Where a line in the records below includes "icon", pull that line out.

** Data provided **
▼
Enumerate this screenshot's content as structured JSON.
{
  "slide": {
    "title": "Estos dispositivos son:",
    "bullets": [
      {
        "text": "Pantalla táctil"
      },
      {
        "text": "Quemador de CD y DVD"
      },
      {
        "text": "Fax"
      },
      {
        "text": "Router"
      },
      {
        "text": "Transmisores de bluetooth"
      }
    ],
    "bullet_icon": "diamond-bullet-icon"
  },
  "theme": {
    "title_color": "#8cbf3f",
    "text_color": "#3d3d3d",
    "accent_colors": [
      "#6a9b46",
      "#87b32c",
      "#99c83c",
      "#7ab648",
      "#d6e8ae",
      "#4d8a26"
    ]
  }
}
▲
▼
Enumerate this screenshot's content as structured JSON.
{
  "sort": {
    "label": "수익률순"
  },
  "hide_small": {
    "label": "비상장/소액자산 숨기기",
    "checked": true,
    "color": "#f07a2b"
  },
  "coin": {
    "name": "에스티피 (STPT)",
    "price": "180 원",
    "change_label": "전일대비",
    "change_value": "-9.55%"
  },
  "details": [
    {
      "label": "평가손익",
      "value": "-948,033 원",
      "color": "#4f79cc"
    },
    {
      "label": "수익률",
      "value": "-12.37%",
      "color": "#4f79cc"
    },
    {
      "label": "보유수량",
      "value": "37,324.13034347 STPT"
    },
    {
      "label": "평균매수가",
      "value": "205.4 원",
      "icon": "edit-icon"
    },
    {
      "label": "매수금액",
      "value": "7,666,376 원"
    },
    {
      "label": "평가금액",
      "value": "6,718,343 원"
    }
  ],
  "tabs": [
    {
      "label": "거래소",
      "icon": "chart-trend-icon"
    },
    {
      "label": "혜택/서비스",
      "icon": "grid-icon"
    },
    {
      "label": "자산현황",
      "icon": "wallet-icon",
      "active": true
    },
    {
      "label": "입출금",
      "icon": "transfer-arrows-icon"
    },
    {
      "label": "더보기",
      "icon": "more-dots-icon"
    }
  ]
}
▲
** Problem solution **
    "bullet_icon": "diamond-bullet-icon"
      "icon": "edit-icon"
      "icon": "chart-trend-icon"
      "icon": "grid-icon"
      "icon": "wallet-icon",
      "icon": "transfer-arrows-icon"
      "icon": "more-dots-icon"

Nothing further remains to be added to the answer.